Sep 28, 2020
75
38
Houston TX
Thanks for the tips. I didn't consider taping the barrel channel off. I'm going to tape the hell out of everything. I think I can make it work and still look good. I make my own knives, kydex work, build ak's, refinish wood, and various other tedium the home brewer would mess up... I'm going to cut the straight lines obviously narrower than needed and use jewelry files/400 grit to take off more material. The Mcmillan stock is solid, but a file makes short work of it from what I have messed with so far. Had to fine tune fit my action and trigger group.
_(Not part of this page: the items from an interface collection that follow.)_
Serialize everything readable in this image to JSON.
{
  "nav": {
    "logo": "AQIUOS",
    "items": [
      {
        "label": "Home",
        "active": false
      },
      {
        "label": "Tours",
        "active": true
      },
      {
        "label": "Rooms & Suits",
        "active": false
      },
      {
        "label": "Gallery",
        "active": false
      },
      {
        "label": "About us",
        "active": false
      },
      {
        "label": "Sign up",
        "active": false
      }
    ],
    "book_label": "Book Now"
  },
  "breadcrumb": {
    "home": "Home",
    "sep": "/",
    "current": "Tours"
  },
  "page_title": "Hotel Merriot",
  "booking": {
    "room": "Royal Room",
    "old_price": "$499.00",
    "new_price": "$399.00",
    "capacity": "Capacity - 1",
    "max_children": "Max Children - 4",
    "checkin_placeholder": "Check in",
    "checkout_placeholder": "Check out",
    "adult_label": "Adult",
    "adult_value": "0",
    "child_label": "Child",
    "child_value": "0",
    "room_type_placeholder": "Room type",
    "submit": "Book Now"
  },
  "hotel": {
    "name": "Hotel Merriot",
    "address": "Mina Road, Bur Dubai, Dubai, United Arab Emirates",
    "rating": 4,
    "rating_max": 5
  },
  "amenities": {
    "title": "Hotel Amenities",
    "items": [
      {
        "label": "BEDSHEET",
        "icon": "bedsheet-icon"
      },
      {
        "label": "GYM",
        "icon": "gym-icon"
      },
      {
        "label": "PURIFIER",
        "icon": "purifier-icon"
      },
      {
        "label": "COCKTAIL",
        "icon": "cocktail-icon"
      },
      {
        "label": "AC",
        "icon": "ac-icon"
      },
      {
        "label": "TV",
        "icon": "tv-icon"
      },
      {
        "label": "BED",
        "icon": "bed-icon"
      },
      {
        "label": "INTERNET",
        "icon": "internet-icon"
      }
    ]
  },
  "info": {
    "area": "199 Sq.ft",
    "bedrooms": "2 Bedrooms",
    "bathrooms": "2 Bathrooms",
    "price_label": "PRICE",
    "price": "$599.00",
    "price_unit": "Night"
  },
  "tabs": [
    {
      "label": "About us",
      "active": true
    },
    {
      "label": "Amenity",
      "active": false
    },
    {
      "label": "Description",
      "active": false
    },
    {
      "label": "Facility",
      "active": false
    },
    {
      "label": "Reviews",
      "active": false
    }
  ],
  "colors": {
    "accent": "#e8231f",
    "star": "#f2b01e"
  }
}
Debating some sort of mill bit chucked to my drill press and raising the platform until it reaches the desired depth...then moving the vice around by hand to grind out the bottom "flat" portion of the EFR. just to get the big stuff done, than fine tune with sharp chisels.
 

Wilderness

Private
Minuteman
Sep 28, 2020
75
38
Houston TX
Nice...That's what I was thinking. Just slowly eat away at the stock. Did you use a wheel on the straight lines? I'm thinking a really sharp box cutter type blade would work well. The Mcmillan is solid, but it seems to break down/shave off pretty easy from what I have done so fare to action area for trigger fitment.